Task item: Please find the lines in the entries below that contain the word "现浇空心板内芯管安装", and copy each one.

Records provided:
□ □ □ □
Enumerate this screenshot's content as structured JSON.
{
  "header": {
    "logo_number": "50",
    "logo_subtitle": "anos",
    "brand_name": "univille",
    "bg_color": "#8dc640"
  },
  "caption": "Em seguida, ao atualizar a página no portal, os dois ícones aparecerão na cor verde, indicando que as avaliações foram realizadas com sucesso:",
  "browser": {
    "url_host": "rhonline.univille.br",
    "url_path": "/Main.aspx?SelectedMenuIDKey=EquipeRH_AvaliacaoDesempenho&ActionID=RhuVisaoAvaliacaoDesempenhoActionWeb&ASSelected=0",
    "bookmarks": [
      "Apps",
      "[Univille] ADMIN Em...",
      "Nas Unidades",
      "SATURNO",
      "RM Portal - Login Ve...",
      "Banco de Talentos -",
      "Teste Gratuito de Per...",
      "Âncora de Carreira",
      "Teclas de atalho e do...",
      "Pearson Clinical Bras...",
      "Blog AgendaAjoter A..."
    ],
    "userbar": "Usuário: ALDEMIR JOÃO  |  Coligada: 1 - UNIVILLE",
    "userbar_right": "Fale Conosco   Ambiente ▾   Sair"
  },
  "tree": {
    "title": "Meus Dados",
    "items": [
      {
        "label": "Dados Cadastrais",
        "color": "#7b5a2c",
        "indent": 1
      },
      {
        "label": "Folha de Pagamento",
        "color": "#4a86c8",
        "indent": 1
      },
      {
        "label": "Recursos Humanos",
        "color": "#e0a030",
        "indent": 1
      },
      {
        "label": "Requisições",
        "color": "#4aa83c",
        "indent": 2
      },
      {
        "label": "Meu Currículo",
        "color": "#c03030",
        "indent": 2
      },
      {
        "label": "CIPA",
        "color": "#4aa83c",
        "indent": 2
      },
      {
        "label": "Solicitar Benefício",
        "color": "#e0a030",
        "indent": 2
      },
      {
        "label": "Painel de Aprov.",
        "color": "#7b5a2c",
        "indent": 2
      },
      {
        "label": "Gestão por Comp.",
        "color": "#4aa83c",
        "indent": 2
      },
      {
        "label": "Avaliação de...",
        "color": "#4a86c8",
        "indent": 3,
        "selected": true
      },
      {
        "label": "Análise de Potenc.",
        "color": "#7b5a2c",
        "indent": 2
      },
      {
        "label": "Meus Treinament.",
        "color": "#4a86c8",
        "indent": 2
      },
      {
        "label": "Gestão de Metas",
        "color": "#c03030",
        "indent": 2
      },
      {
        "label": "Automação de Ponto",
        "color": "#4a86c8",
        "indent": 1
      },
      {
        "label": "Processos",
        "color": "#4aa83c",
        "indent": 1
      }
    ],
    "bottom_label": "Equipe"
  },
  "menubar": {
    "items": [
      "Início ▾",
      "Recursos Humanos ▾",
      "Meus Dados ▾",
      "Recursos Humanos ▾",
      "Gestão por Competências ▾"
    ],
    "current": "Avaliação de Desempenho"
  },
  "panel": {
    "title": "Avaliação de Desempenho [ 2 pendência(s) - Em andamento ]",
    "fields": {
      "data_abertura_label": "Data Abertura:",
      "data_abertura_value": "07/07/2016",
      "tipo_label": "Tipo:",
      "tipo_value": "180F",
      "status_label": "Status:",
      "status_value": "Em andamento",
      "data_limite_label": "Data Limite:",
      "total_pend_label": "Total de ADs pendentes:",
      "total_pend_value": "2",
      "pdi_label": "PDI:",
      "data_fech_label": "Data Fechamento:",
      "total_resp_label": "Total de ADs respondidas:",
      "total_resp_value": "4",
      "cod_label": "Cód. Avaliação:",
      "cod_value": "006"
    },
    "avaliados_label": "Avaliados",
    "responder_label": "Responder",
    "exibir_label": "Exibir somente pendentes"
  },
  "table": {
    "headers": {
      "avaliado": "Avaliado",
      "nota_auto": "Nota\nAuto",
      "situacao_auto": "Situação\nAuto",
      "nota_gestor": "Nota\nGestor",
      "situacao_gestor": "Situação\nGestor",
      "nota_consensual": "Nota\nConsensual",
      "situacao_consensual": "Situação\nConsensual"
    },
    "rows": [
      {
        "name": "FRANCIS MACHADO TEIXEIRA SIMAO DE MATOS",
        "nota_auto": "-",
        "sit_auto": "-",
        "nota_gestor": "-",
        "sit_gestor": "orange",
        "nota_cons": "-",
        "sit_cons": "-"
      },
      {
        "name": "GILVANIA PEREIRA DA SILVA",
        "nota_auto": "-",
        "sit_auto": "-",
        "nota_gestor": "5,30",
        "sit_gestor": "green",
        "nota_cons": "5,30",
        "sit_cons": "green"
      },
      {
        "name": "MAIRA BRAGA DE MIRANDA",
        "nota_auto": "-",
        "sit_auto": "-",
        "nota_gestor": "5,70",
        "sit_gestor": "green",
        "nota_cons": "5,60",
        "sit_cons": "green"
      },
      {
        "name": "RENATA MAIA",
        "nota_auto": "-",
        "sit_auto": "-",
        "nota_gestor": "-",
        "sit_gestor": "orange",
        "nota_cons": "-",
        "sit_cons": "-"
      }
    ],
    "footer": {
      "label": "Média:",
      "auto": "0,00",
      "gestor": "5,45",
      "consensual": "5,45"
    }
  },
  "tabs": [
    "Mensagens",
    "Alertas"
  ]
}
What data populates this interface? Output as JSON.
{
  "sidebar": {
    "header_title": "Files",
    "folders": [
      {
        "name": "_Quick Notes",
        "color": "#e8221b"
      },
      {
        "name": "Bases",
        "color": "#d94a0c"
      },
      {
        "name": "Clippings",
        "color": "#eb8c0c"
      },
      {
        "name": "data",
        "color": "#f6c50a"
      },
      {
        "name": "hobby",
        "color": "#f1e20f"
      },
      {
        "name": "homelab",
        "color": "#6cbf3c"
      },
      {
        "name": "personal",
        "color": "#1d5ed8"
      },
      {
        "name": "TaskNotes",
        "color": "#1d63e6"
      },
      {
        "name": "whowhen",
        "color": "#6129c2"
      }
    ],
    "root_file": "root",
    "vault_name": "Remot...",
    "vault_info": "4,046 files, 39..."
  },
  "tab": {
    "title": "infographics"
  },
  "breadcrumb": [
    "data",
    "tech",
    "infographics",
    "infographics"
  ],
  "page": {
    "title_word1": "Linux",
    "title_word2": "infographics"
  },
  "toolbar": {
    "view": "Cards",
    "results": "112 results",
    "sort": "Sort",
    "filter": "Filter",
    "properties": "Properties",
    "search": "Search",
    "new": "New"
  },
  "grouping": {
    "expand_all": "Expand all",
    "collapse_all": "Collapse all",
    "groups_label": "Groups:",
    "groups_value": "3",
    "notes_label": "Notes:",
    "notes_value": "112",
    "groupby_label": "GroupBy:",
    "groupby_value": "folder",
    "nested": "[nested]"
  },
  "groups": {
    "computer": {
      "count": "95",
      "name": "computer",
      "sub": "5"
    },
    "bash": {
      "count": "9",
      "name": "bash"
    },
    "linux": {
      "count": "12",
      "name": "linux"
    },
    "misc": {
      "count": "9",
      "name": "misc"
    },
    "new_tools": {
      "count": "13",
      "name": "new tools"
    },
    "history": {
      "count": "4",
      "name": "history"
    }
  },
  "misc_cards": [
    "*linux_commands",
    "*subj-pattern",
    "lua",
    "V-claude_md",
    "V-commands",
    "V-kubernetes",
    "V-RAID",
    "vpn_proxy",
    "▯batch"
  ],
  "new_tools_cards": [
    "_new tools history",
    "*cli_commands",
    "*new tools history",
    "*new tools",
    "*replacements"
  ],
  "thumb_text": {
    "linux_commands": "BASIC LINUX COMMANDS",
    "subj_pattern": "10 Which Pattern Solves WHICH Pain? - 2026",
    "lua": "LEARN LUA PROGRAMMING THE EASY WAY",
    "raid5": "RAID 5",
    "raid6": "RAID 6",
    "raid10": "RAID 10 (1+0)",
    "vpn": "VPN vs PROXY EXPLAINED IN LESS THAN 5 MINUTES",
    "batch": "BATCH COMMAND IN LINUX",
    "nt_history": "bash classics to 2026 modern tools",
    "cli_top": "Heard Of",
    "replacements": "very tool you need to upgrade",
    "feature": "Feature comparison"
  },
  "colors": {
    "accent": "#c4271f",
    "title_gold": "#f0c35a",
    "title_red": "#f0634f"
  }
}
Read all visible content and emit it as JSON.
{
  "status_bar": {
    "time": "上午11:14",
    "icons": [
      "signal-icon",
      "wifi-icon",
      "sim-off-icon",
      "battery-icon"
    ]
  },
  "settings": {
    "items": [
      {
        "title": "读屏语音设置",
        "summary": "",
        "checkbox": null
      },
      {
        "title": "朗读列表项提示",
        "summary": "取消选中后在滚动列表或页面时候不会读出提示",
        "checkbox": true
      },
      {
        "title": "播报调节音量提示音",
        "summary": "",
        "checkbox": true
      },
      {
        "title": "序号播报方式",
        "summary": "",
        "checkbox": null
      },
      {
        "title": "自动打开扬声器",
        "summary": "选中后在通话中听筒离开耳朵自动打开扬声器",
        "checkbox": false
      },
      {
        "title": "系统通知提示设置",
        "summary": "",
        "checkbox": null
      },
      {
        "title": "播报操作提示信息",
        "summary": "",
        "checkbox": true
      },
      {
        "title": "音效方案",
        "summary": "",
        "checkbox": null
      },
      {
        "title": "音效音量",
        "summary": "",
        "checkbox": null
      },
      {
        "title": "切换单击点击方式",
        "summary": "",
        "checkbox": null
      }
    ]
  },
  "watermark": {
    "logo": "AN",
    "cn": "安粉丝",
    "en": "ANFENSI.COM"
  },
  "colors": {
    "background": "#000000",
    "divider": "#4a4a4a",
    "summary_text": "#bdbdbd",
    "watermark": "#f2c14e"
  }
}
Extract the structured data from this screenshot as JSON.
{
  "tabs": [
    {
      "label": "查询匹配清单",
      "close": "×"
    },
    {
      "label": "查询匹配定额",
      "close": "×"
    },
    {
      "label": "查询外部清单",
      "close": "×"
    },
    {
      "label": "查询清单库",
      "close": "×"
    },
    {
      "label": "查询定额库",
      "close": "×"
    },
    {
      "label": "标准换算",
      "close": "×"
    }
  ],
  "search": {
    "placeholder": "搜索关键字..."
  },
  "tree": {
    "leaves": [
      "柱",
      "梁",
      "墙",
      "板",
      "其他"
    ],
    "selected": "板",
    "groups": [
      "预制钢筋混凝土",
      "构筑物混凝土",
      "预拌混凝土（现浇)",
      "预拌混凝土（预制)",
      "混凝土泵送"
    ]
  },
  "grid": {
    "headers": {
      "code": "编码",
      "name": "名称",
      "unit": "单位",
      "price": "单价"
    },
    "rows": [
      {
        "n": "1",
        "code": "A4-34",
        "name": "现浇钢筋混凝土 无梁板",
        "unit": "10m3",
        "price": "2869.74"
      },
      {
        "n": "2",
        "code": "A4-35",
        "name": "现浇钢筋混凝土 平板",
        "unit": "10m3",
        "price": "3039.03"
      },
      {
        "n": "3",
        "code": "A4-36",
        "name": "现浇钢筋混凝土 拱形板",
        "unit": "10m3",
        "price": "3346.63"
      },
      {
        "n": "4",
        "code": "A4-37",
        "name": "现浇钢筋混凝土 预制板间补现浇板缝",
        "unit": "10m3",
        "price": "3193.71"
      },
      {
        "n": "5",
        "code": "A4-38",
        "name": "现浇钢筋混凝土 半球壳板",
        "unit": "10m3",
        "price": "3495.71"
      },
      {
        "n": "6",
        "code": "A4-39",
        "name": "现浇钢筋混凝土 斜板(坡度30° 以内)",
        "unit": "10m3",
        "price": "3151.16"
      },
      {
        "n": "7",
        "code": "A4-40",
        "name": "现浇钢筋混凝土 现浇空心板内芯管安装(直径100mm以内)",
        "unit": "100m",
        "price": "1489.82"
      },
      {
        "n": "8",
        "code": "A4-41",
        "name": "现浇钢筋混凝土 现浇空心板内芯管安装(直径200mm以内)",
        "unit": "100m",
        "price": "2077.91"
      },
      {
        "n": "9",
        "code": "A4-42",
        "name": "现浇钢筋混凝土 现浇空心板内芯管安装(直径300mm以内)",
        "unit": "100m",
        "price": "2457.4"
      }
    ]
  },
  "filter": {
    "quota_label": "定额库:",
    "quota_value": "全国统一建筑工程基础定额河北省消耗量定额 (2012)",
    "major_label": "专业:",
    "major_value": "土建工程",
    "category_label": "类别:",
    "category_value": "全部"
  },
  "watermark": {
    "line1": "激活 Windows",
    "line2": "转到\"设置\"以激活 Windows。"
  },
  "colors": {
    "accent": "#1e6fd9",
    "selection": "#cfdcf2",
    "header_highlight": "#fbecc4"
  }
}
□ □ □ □
Answer box:
        "name": "现浇钢筋混凝土 现浇空心板内芯管安装(直径100mm以内)",
        "name": "现浇钢筋混凝土 现浇空心板内芯管安装(直径200mm以内)",
        "name": "现浇钢筋混凝土 现浇空心板内芯管安装(直径300mm以内)",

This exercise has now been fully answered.